## Task requirements
Repeat the data below exactly, with every entry included.

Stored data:
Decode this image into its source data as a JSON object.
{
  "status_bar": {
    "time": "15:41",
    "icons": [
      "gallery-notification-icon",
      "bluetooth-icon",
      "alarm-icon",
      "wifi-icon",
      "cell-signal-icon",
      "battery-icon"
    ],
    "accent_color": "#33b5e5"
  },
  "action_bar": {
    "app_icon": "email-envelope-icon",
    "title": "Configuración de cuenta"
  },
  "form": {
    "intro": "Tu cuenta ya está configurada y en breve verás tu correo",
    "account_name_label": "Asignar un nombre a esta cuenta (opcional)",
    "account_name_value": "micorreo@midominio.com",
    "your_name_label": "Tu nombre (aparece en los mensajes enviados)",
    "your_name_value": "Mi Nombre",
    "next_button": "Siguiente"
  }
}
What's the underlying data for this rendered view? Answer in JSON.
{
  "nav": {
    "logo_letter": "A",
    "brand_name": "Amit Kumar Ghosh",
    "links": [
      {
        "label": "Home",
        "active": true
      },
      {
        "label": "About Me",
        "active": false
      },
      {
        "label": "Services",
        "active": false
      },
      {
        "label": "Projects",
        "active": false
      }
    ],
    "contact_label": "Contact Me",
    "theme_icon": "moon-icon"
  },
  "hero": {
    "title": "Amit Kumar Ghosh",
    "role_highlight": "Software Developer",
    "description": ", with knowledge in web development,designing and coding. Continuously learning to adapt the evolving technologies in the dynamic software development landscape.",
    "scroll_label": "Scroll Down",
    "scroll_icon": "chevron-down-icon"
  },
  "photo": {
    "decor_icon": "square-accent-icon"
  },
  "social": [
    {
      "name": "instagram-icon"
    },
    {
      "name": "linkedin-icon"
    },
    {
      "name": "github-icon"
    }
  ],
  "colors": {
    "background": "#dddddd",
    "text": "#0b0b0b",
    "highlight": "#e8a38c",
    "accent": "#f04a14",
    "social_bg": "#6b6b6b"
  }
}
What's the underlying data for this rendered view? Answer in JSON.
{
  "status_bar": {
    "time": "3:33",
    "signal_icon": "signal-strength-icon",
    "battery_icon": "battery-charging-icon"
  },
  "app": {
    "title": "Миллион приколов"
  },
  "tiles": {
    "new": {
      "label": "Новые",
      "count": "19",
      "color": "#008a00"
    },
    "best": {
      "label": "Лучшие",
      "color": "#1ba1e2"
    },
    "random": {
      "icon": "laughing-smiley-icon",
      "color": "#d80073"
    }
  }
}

## Exercise answer
Decode this image into its source data as a JSON object.
{
  "status_bar": {
    "time": "15:41",
    "icons": [
      "gallery-notification-icon",
      "bluetooth-icon",
      "alarm-icon",
      "wifi-icon",
      "cell-signal-icon",
      "battery-icon"
    ],
    "accent_color": "#33b5e5"
  },
  "action_bar": {
    "app_icon": "email-envelope-icon",
    "title": "Configuración de cuenta"
  },
  "form": {
    "intro": "Tu cuenta ya está configurada y en breve verás tu correo",
    "account_name_label": "Asignar un nombre a esta cuenta (opcional)",
    "account_name_value": "micorreo@midominio.com",
    "your_name_label": "Tu nombre (aparece en los mensajes enviados)",
    "your_name_value": "Mi Nombre",
    "next_button": "Siguiente"
  }
}
What's the underlying data for this rendered view? Answer in JSON.
{
  "nav": {
    "logo_letter": "A",
    "brand_name": "Amit Kumar Ghosh",
    "links": [
      {
        "label": "Home",
        "active": true
      },
      {
        "label": "About Me",
        "active": false
      },
      {
        "label": "Services",
        "active": false
      },
      {
        "label": "Projects",
        "active": false
      }
    ],
    "contact_label": "Contact Me",
    "theme_icon": "moon-icon"
  },
  "hero": {
    "title": "Amit Kumar Ghosh",
    "role_highlight": "Software Developer",
    "description": ", with knowledge in web development,designing and coding. Continuously learning to adapt the evolving technologies in the dynamic software development landscape.",
    "scroll_label": "Scroll Down",
    "scroll_icon": "chevron-down-icon"
  },
  "photo": {
    "decor_icon": "square-accent-icon"
  },
  "social": [
    {
      "name": "instagram-icon"
    },
    {
      "name": "linkedin-icon"
    },
    {
      "name": "github-icon"
    }
  ],
  "colors": {
    "background": "#dddddd",
    "text": "#0b0b0b",
    "highlight": "#e8a38c",
    "accent": "#f04a14",
    "social_bg": "#6b6b6b"
  }
}
What's the underlying data for this rendered view? Answer in JSON.
{
  "status_bar": {
    "time": "3:33",
    "signal_icon": "signal-strength-icon",
    "battery_icon": "battery-charging-icon"
  },
  "app": {
    "title": "Миллион приколов"
  },
  "tiles": {
    "new": {
      "label": "Новые",
      "count": "19",
      "color": "#008a00"
    },
    "best": {
      "label": "Лучшие",
      "color": "#1ba1e2"
    },
    "random": {
      "icon": "laughing-smiley-icon",
      "color": "#d80073"
    }
  }
}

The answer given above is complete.